• TASK BRIEF:
In the data below, how many lines contain the string "MINIMUM"? Reply with the number only.

———

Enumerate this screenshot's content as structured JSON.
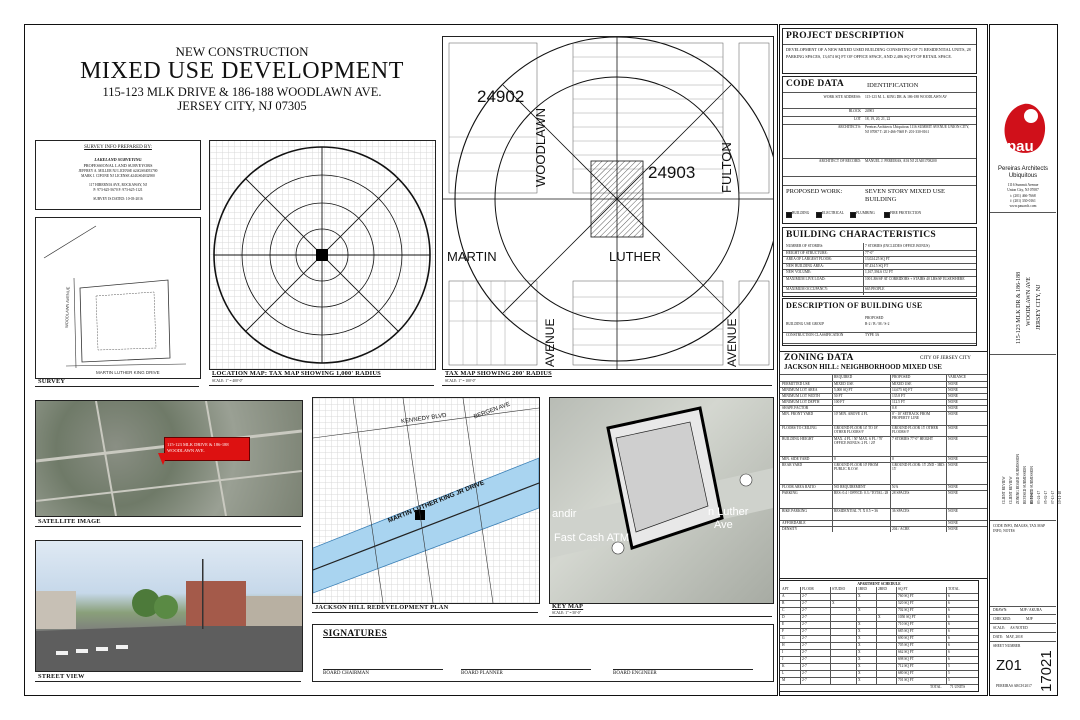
{
  "title_block": {
    "kicker": "NEW CONSTRUCTION",
    "title": "MIXED USE DEVELOPMENT",
    "address": "115-123 MLK DRIVE & 186-188 WOODLAWN AVE.",
    "city": "JERSEY CITY, NJ 07305"
  },
  "survey_info": {
    "heading": "SURVEY INFO PREPARED BY:",
    "firm": "LAKELAND SURVEYING",
    "role": "PROFESSIONAL LAND SURVEYORS",
    "line1": "JEFFREY A. MILLER NJ LICENSE #24GS04053700",
    "line2": "MARK J. CIFONE NJ LICENSE #24GS04032900",
    "line3": "117 HIBERNIA AVE, ROCKAWAY, NJ",
    "line4": "P: 973-625-5670 F: 973-625-1121",
    "line5": "SURVEY IS DATED: 10-03-2016"
  },
  "captions": {
    "survey": "SURVEY",
    "location_map": "LOCATION MAP: TAX MAP SHOWING 1,000' RADIUS",
    "location_scale": "SCALE: 1\" = 400'-0\"",
    "tax_map": "TAX MAP SHOWING 200' RADIUS",
    "tax_scale": "SCALE: 1\" = 100'-0\"",
    "satellite": "SATELLITE IMAGE",
    "redevelopment": "JACKSON HILL REDEVELOPMENT PLAN",
    "key_map": "KEY MAP",
    "key_scale": "SCALE: 1\" = 50'-0\"",
    "street_view": "STREET VIEW"
  },
  "satellite": {
    "callout": "115-123 MLK DRIVE & 186-188 WOODLAWN AVE."
  },
  "tax_map_labels": {
    "block_a": "24902",
    "block_b": "24903",
    "street_woodlawn": "WOODLAWN",
    "street_fulton": "FULTON",
    "street_martin": "MARTIN",
    "street_luther": "LUTHER",
    "street_avenue": "AVENUE",
    "street_avenue2": "AVENUE"
  },
  "redev_labels": {
    "kennedy": "KENNEDY BLVD",
    "mlk": "MARTIN LUTHER KING JR DRIVE",
    "bergen": "BERGEN AVE"
  },
  "keymap_labels": {
    "luther": "n Luther",
    "atm": "Fast Cash ATM",
    "ave": "Ave",
    "shop": "andir"
  },
  "signatures": {
    "heading": "SIGNATURES",
    "chairman": "BOARD CHAIRMAN",
    "planner": "BOARD PLANNER",
    "engineer": "BOARD ENGINEER"
  },
  "project_description": {
    "heading": "PROJECT DESCRIPTION",
    "text": "DEVELOPMENT OF A NEW MIXED USED BUILDING CONSISTING OF 71 RESIDENTIAL UNITS, 28 PARKING SPACES, 13,674 SQ FT OF OFFICE SPACE, AND 2,486 SQ FT OF RETAIL SPACE."
  },
  "code_data": {
    "heading": "CODE DATA",
    "sub": "IDENTIFICATION",
    "rows": [
      {
        "k": "WORK SITE ADDRESS:",
        "v": "115-123 M. L. KING DR. & 186-188 WOODLAWN AV"
      },
      {
        "k": "BLOCK",
        "v": "24903"
      },
      {
        "k": "LOT",
        "v": "18, 19, 20, 21, 22"
      },
      {
        "k": "ARCHITECTS:",
        "v": "Pereiras Architects Ubiquitous 1116 SUMMIT AVENUE UNION CITY, NJ 07087 T: 201-466-7668 F: 201-330-0161"
      },
      {
        "k": "ARCHITECT OF RECORD:",
        "v": "MANUEL J. PEREIRAS, AIA NJ 21AI01708200"
      }
    ],
    "proposed_label": "PROPOSED WORK:",
    "proposed_value": "SEVEN STORY MIXED USE BUILDING",
    "checks": [
      "BUILDING",
      "ELECTRICAL",
      "PLUMBING",
      "FIRE PROTECTION"
    ]
  },
  "building_characteristics": {
    "heading": "BUILDING CHARACTERISTICS",
    "rows": [
      {
        "k": "NUMBER OF STORIES:",
        "v": "7 STORIES (INCLUDES OFFICE BONUS)"
      },
      {
        "k": "HEIGHT OF STRUCTURE:",
        "v": "77'-0\""
      },
      {
        "k": "AREA OF LARGEST FLOOR:",
        "v": "13,024.25 SQ FT"
      },
      {
        "k": "NEW BUILDING AREA:",
        "v": "87,434.5 SQ FT"
      },
      {
        "k": "NEW VOLUME:",
        "v": "1,167,394.6 CU FT"
      },
      {
        "k": "MAXIMUM LIVE LOAD:",
        "v": "100 LBS/SF AT CORRIDORS + STAIRS 40 LBS/SF ELSEWHERE"
      },
      {
        "k": "MAXIMUM OCCUPANCY:",
        "v": "665 PEOPLE"
      }
    ]
  },
  "building_use": {
    "heading": "DESCRIPTION OF BUILDING USE",
    "proposed": "PROPOSED",
    "rows": [
      {
        "k": "BUILDING USE GROUP",
        "v": "R-2 / B / M / S-2"
      },
      {
        "k": "CONSTRUCTION CLASSIFICATION",
        "v": "TYPE 3A"
      }
    ]
  },
  "zoning": {
    "heading": "ZONING DATA",
    "city": "CITY OF JERSEY CITY",
    "district": "JACKSON HILL: NEIGHBORHOOD MIXED USE",
    "cols": [
      "REQUIRED",
      "PROPOSED",
      "VARIANCE"
    ],
    "rows": [
      {
        "k": "PERMITTED USE",
        "r": "MIXED USE",
        "p": "MIXED USE",
        "v": "NONE"
      },
      {
        "k": "MINIMUM LOT AREA",
        "r": "5,000 SQ FT",
        "p": "14,675 SQ FT",
        "v": "NONE"
      },
      {
        "k": "MINIMUM LOT WIDTH",
        "r": "50 FT",
        "p": "135.8 FT",
        "v": "NONE"
      },
      {
        "k": "MINIMUM LOT DEPTH",
        "r": "100 FT",
        "p": "112.5 FT",
        "v": "NONE"
      },
      {
        "k": "SHAPE FACTOR",
        "r": "",
        "p": "0.8",
        "v": "NONE"
      },
      {
        "k": "MIN. FRONT YARD",
        "r": "10' MIN. ABOVE 4 FL",
        "p": "0' - 10' SETBACK FROM PROPERTY LINE",
        "v": "NONE"
      },
      {
        "k": "FLOORS TO CEILING",
        "r": "GROUND FLOOR 14' TO 18' OTHER FLOORS 9'",
        "p": "GROUND FLOOR 15' OTHER FLOORS 9'",
        "v": "NONE"
      },
      {
        "k": "BUILDING HEIGHT",
        "r": "MAX. 4 FL / 50' MAX. 6 FL / 70' OFFICE BONUS: 2 FL / 20'",
        "p": "7 STORIES 77'-0\" HEIGHT",
        "v": "NONE"
      },
      {
        "k": "MIN. SIDE YARD",
        "r": "0",
        "p": "0",
        "v": "NONE"
      },
      {
        "k": "REAR YARD",
        "r": "GROUND FLOOR 10' FROM PUBLIC R.O.W.",
        "p": "GROUND FLOOR: 15' 2ND - 3RD: 15'",
        "v": "NONE"
      },
      {
        "k": "FLOOR AREA RATIO",
        "r": "NO REQUIREMENT",
        "p": "N/A",
        "v": "NONE"
      },
      {
        "k": "PARKING",
        "r": "RES: 0.4 / OFFICE: 0.3 / TOTAL: 28",
        "p": "28 SPACES",
        "v": "NONE"
      },
      {
        "k": "BIKE PARKING",
        "r": "RESIDENTIAL 71 X 0.5 = 36",
        "p": "36 SPACES",
        "v": "NONE"
      },
      {
        "k": "AFFORDABLE",
        "r": "",
        "p": "",
        "v": "NONE"
      },
      {
        "k": "DENSITY",
        "r": "",
        "p": "204 / ACRE",
        "v": "NONE"
      }
    ]
  },
  "apartment_schedule": {
    "heading": "APARTMENT SCHEDULE",
    "cols": [
      "APT",
      "FLOOR",
      "STUDIO",
      "1BED",
      "2BED",
      "SQ FT",
      "TOTAL"
    ],
    "rows": [
      [
        "A",
        "2-7",
        "",
        "X",
        "",
        "760 SQ FT",
        "6"
      ],
      [
        "B",
        "2-7",
        "X",
        "",
        "",
        "520 SQ FT",
        "6"
      ],
      [
        "C",
        "2-7",
        "",
        "X",
        "",
        "702 SQ FT",
        "6"
      ],
      [
        "D",
        "2-7",
        "",
        "",
        "X",
        "1050 SQ FT",
        "6"
      ],
      [
        "E",
        "2-7",
        "",
        "X",
        "",
        "710 SQ FT",
        "6"
      ],
      [
        "F",
        "2-7",
        "",
        "X",
        "",
        "685 SQ FT",
        "6"
      ],
      [
        "G",
        "2-7",
        "",
        "X",
        "",
        "690 SQ FT",
        "6"
      ],
      [
        "H",
        "2-7",
        "",
        "X",
        "",
        "705 SQ FT",
        "6"
      ],
      [
        "I",
        "2-7",
        "",
        "X",
        "",
        "662 SQ FT",
        "6"
      ],
      [
        "J",
        "2-7",
        "",
        "X",
        "",
        "698 SQ FT",
        "6"
      ],
      [
        "K",
        "2-7",
        "",
        "X",
        "",
        "712 SQ FT",
        "5"
      ],
      [
        "L",
        "2-7",
        "",
        "X",
        "",
        "680 SQ FT",
        "5"
      ],
      [
        "M",
        "2-7",
        "",
        "X",
        "",
        "701 SQ FT",
        "5"
      ]
    ],
    "total_label": "TOTAL",
    "total_value": "71 UNITS"
  },
  "firm": {
    "logo": "pau",
    "name": "Pereiras Architects Ubiquitous",
    "addr1": "1116 Summit Avenue",
    "addr2": "Union City, NJ 07087",
    "phone": "t: (201) 466-7668",
    "fax": "f: (201) 330-0161",
    "web": "www.pauarch.com"
  },
  "side_project": {
    "line1": "115-123 MLK DR & 186-188",
    "line2": "WOODLAWN AVE",
    "line3": "JERSEY CITY, NJ"
  },
  "revisions": [
    {
      "date": "03-10-17",
      "note": "CLIENT REVIEW"
    },
    {
      "date": "03-24-17",
      "note": "CLIENT REVIEW"
    },
    {
      "date": "05-02-17",
      "note": "ZONING BOARD SUBMISSION"
    },
    {
      "date": "07-13-17",
      "note": "REVISED SUBMISSION"
    },
    {
      "date": "10-11-18",
      "note": "REVISED SUBMISSION"
    }
  ],
  "sheet_info": {
    "code": "CODE INFO, IMAGES, TAX MAP INFO, NOTES",
    "drawn_label": "DRAWN:",
    "drawn": "MJP / AKUBA",
    "checked_label": "CHECKED:",
    "checked": "MJP",
    "scale_label": "SCALE:",
    "scale": "AS NOTED",
    "date_label": "DATE:",
    "date": "MAY, 2018",
    "sheet_label": "SHEET NUMBER",
    "sheet": "Z01",
    "project_no": "17021",
    "copyright": "PEREIRAS ARCH 2017"
  }
}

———

• EXERCISE RESULT:
3